(Records from a collection)
• • • • •

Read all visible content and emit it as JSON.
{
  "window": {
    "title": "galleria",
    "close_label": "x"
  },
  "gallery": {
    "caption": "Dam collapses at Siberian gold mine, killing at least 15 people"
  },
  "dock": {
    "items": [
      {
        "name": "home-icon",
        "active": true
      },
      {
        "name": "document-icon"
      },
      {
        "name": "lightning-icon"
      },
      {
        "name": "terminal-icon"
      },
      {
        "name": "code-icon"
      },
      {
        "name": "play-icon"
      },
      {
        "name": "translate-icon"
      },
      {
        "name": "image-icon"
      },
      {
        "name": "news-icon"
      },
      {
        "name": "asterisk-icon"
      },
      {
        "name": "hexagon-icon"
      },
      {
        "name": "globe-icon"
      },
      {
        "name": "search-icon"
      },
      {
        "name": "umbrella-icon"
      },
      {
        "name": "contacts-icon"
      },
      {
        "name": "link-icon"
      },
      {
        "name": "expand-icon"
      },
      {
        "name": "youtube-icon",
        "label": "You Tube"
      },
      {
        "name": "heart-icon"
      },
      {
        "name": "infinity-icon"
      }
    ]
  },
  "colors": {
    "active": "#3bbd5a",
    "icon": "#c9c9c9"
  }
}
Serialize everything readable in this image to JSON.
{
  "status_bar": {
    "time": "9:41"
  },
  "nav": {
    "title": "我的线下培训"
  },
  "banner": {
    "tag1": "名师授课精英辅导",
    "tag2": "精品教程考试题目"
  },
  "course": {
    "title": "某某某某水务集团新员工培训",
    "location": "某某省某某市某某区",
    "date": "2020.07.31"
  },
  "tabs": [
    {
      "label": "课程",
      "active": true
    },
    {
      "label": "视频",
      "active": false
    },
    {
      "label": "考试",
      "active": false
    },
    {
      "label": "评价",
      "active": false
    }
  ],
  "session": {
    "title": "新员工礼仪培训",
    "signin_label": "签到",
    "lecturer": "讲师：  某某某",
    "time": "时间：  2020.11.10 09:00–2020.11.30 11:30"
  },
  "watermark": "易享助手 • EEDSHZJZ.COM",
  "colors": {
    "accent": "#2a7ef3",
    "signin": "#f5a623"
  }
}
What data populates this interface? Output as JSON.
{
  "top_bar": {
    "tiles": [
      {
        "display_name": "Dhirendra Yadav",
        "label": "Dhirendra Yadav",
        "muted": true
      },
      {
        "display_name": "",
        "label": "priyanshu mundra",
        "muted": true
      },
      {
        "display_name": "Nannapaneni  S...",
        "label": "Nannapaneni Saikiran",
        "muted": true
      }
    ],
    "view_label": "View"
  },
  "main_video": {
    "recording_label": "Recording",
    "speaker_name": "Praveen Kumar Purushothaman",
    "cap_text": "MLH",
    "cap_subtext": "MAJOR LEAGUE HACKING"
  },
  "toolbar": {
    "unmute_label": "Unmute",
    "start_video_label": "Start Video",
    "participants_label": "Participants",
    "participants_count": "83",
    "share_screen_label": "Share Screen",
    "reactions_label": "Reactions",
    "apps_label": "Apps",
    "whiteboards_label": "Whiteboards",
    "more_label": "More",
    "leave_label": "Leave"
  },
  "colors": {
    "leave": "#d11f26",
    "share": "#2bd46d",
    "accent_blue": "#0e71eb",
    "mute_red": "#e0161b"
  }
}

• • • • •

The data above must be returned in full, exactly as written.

Read all visible content and emit it as JSON.
{
  "window": {
    "title": "galleria",
    "close_label": "x"
  },
  "gallery": {
    "caption": "Dam collapses at Siberian gold mine, killing at least 15 people"
  },
  "dock": {
    "items": [
      {
        "name": "home-icon",
        "active": true
      },
      {
        "name": "document-icon"
      },
      {
        "name": "lightning-icon"
      },
      {
        "name": "terminal-icon"
      },
      {
        "name": "code-icon"
      },
      {
        "name": "play-icon"
      },
      {
        "name": "translate-icon"
      },
      {
        "name": "image-icon"
      },
      {
        "name": "news-icon"
      },
      {
        "name": "asterisk-icon"
      },
      {
        "name": "hexagon-icon"
      },
      {
        "name": "globe-icon"
      },
      {
        "name": "search-icon"
      },
      {
        "name": "umbrella-icon"
      },
      {
        "name": "contacts-icon"
      },
      {
        "name": "link-icon"
      },
      {
        "name": "expand-icon"
      },
      {
        "name": "youtube-icon",
        "label": "You Tube"
      },
      {
        "name": "heart-icon"
      },
      {
        "name": "infinity-icon"
      }
    ]
  },
  "colors": {
    "active": "#3bbd5a",
    "icon": "#c9c9c9"
  }
}
Serialize everything readable in this image to JSON.
{
  "status_bar": {
    "time": "9:41"
  },
  "nav": {
    "title": "我的线下培训"
  },
  "banner": {
    "tag1": "名师授课精英辅导",
    "tag2": "精品教程考试题目"
  },
  "course": {
    "title": "某某某某水务集团新员工培训",
    "location": "某某省某某市某某区",
    "date": "2020.07.31"
  },
  "tabs": [
    {
      "label": "课程",
      "active": true
    },
    {
      "label": "视频",
      "active": false
    },
    {
      "label": "考试",
      "active": false
    },
    {
      "label": "评价",
      "active": false
    }
  ],
  "session": {
    "title": "新员工礼仪培训",
    "signin_label": "签到",
    "lecturer": "讲师：  某某某",
    "time": "时间：  2020.11.10 09:00–2020.11.30 11:30"
  },
  "watermark": "易享助手 • EEDSHZJZ.COM",
  "colors": {
    "accent": "#2a7ef3",
    "signin": "#f5a623"
  }
}
What data populates this interface? Output as JSON.
{
  "top_bar": {
    "tiles": [
      {
        "display_name": "Dhirendra Yadav",
        "label": "Dhirendra Yadav",
        "muted": true
      },
      {
        "display_name": "",
        "label": "priyanshu mundra",
        "muted": true
      },
      {
        "display_name": "Nannapaneni  S...",
        "label": "Nannapaneni Saikiran",
        "muted": true
      }
    ],
    "view_label": "View"
  },
  "main_video": {
    "recording_label": "Recording",
    "speaker_name": "Praveen Kumar Purushothaman",
    "cap_text": "MLH",
    "cap_subtext": "MAJOR LEAGUE HACKING"
  },
  "toolbar": {
    "unmute_label": "Unmute",
    "start_video_label": "Start Video",
    "participants_label": "Participants",
    "participants_count": "83",
    "share_screen_label": "Share Screen",
    "reactions_label": "Reactions",
    "apps_label": "Apps",
    "whiteboards_label": "Whiteboards",
    "more_label": "More",
    "leave_label": "Leave"
  },
  "colors": {
    "leave": "#d11f26",
    "share": "#2bd46d",
    "accent_blue": "#0e71eb",
    "mute_red": "#e0161b"
  }
}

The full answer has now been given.